TASK DETAILS - Copy all lines below containing "name".

[[ DATASET RECORDS open ]]

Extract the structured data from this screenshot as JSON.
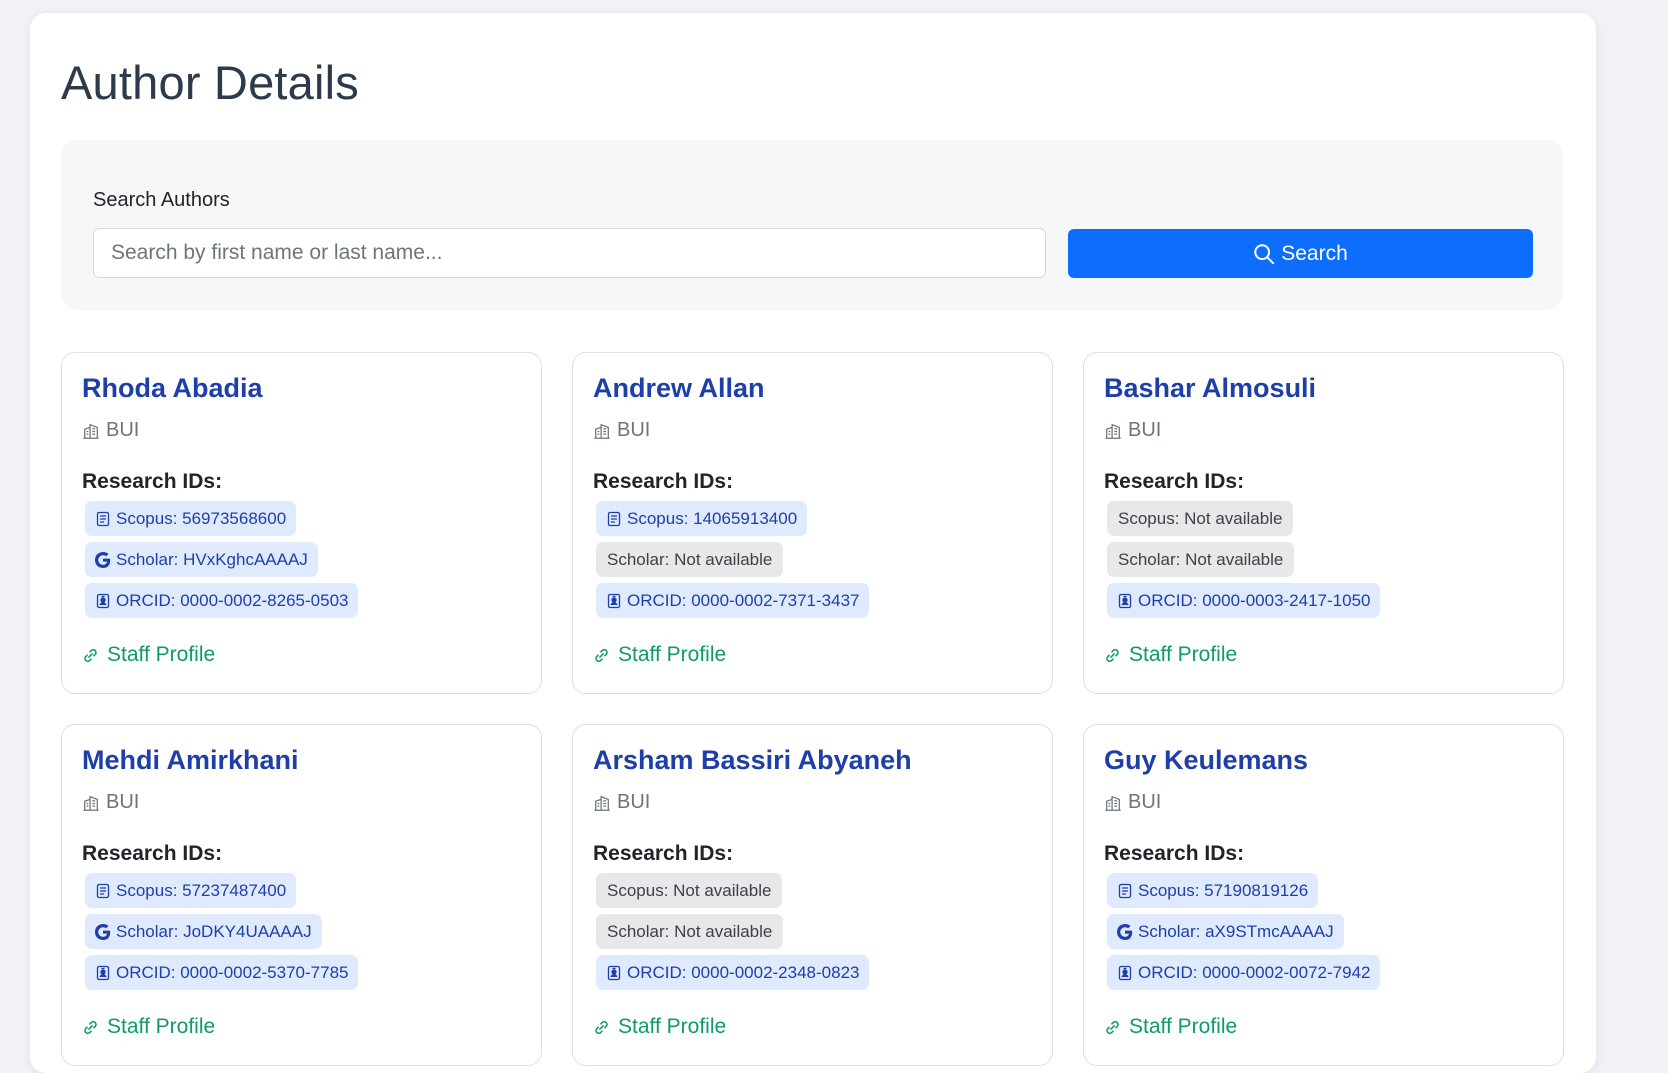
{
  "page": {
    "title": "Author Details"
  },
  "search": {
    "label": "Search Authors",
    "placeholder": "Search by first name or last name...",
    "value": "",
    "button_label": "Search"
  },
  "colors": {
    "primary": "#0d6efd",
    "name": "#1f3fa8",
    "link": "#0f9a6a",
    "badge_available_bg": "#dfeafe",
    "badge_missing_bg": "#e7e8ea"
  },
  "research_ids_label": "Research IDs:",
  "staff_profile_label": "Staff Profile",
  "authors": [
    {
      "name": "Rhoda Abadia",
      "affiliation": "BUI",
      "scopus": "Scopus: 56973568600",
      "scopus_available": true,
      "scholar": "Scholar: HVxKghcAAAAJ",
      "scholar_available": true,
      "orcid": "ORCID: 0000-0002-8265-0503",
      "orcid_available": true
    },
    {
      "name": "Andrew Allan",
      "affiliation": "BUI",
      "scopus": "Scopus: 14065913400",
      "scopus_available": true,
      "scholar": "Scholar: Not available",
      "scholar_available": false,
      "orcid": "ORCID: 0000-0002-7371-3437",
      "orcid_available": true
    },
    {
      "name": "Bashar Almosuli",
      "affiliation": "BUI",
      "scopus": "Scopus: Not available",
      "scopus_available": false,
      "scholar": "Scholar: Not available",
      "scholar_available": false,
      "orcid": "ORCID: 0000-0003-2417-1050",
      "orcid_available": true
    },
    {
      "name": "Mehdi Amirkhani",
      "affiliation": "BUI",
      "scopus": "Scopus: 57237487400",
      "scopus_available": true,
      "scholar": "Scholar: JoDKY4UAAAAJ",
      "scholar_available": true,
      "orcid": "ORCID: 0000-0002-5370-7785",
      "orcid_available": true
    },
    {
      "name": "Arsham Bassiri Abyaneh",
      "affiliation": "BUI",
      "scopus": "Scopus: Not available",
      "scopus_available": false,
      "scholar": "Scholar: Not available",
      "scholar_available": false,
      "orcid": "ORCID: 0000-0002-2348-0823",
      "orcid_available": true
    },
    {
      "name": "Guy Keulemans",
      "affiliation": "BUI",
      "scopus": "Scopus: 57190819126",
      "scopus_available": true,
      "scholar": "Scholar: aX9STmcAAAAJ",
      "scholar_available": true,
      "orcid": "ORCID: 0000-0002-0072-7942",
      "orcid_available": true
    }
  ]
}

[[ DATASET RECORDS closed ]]

ANSWER BOX -
    "placeholder": "Search by first name or last name...",
    "name": "#1f3fa8",
      "name": "Rhoda Abadia",
      "name": "Andrew Allan",
      "name": "Bashar Almosuli",
      "name": "Mehdi Amirkhani",
      "name": "Arsham Bassiri Abyaneh",
      "name": "Guy Keulemans",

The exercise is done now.